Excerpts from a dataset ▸
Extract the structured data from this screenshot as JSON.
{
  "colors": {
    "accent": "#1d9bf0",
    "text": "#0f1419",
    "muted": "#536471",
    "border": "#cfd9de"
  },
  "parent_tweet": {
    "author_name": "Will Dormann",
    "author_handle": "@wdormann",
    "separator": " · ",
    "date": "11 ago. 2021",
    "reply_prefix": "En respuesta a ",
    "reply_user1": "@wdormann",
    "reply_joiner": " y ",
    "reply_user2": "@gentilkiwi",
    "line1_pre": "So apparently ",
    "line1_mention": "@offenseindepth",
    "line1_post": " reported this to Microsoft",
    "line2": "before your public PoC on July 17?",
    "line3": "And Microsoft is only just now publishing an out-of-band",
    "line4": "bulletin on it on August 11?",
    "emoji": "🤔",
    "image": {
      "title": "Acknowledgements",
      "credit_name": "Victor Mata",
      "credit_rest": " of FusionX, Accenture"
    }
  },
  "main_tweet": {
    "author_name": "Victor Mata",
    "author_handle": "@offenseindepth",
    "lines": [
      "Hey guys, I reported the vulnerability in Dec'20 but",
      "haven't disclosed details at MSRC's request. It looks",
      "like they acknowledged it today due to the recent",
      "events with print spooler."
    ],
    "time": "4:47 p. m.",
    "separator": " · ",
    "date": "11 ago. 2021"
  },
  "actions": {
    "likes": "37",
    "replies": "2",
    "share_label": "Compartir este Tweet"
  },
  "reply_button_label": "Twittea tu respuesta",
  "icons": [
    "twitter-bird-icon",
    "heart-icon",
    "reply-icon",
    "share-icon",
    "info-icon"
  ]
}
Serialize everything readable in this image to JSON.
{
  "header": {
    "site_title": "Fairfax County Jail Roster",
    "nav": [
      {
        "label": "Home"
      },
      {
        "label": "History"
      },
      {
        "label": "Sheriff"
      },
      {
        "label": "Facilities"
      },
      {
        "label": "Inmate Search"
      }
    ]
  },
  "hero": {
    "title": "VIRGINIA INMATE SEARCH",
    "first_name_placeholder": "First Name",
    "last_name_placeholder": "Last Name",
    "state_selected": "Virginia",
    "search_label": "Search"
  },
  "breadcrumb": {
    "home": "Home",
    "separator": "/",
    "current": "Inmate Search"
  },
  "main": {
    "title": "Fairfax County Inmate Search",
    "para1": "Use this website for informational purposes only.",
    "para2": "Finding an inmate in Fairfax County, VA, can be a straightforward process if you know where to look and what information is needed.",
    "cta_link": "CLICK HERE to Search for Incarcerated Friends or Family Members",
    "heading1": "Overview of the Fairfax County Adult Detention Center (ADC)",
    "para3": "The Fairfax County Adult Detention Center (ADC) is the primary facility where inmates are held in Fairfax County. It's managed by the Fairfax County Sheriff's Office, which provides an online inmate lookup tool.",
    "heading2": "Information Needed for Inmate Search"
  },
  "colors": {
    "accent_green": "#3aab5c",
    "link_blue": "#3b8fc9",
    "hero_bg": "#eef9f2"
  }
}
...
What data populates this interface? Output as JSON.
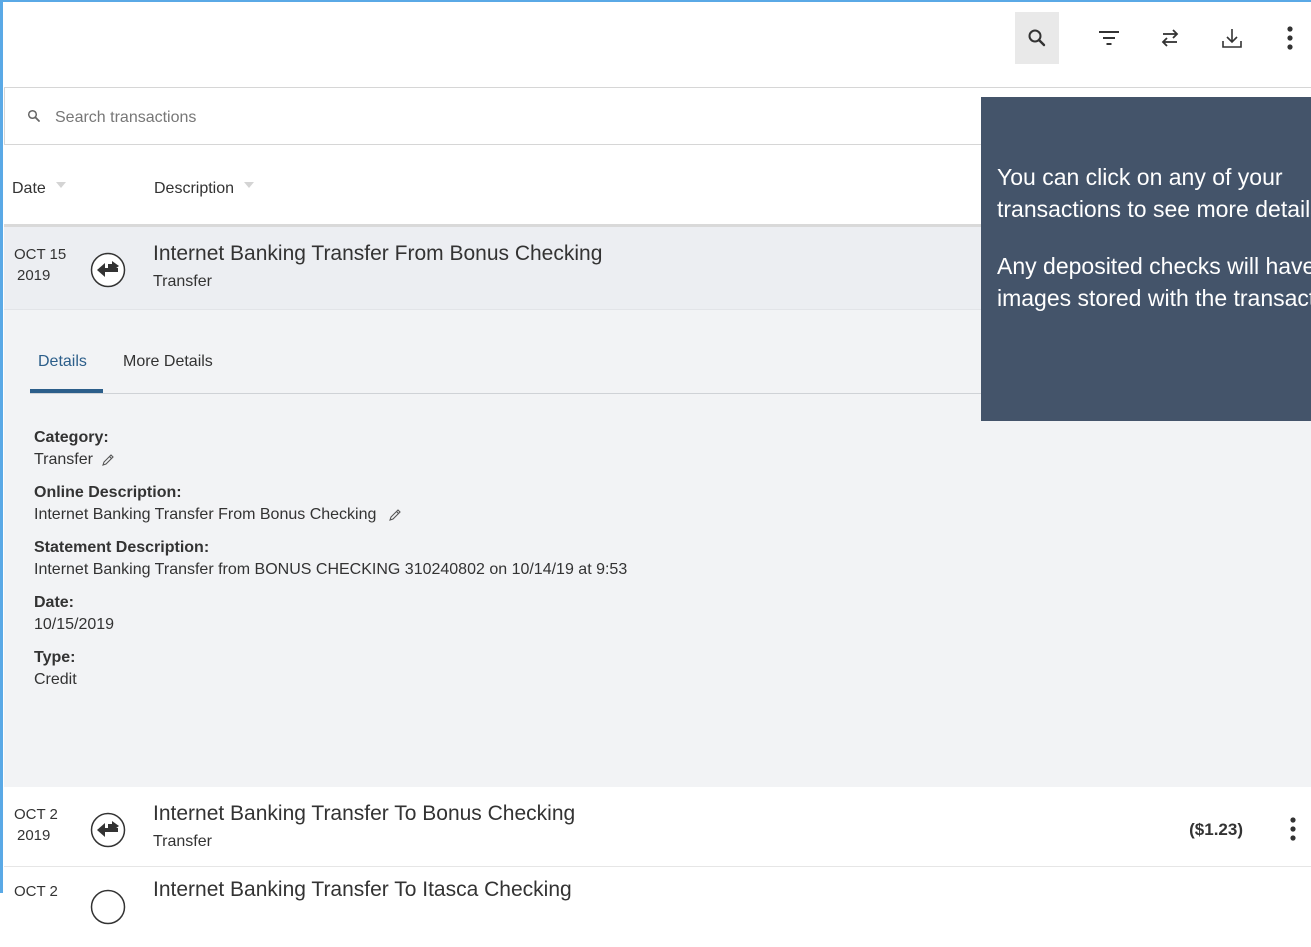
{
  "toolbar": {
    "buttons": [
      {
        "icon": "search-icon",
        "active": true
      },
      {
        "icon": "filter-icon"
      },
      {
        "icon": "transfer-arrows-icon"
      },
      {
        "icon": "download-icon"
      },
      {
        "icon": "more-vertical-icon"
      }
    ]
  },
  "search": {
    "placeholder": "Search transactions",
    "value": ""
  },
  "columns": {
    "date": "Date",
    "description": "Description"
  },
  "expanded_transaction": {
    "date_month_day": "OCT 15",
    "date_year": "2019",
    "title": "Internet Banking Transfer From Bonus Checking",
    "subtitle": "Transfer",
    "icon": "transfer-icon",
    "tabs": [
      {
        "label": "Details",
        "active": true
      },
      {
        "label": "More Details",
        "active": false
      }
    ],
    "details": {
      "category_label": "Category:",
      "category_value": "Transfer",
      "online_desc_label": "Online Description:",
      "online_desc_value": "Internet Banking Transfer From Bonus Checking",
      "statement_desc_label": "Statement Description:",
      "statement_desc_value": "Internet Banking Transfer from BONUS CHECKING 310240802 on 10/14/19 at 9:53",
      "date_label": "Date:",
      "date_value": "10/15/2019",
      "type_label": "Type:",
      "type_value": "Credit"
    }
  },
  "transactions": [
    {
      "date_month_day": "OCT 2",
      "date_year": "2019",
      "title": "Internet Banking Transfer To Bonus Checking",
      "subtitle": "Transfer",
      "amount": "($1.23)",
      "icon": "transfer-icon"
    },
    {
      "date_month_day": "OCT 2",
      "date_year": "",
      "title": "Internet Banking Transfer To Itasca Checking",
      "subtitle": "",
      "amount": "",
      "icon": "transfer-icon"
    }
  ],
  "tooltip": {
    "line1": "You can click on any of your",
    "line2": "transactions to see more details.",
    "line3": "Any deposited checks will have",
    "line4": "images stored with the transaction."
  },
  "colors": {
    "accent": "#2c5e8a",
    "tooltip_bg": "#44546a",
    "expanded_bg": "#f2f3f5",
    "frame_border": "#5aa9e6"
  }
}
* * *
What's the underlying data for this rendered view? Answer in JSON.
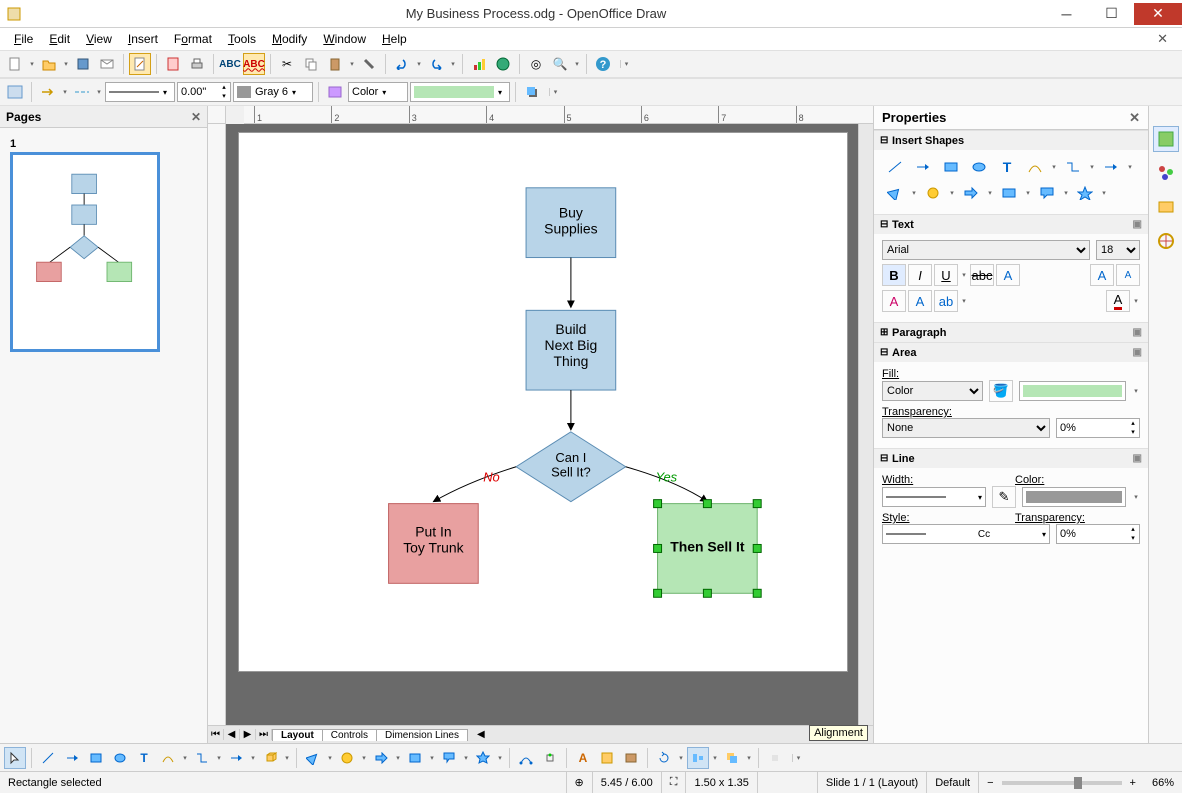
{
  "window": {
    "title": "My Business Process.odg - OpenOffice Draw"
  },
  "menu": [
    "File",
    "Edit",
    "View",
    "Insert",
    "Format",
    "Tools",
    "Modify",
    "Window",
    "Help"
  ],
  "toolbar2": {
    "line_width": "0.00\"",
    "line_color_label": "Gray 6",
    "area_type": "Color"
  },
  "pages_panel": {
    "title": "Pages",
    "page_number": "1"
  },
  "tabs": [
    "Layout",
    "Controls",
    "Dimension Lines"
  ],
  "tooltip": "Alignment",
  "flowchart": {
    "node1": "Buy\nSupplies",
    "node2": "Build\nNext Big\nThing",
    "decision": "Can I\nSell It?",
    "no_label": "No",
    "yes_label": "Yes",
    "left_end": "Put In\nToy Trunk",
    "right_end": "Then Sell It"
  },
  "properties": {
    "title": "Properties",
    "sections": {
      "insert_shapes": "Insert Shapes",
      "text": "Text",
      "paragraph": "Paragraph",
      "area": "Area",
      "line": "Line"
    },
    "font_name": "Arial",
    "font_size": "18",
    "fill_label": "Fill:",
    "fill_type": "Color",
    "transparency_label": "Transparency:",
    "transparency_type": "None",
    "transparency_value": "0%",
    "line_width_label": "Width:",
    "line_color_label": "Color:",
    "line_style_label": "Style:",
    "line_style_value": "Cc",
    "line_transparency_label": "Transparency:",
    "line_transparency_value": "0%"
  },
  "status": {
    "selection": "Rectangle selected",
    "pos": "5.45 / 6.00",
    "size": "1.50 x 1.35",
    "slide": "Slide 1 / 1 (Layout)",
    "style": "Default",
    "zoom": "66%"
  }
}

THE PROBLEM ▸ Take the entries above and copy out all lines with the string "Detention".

SOLUTION TO THIS TASK ▸
    "heading1": "Overview of the Fairfax County Adult Detention Center (ADC)",
    "para3": "The Fairfax County Adult Detention Center (ADC) is the primary facility where inmates are held in Fairfax County. It's managed by the Fairfax County Sheriff's Office, which provides an online inmate lookup tool.",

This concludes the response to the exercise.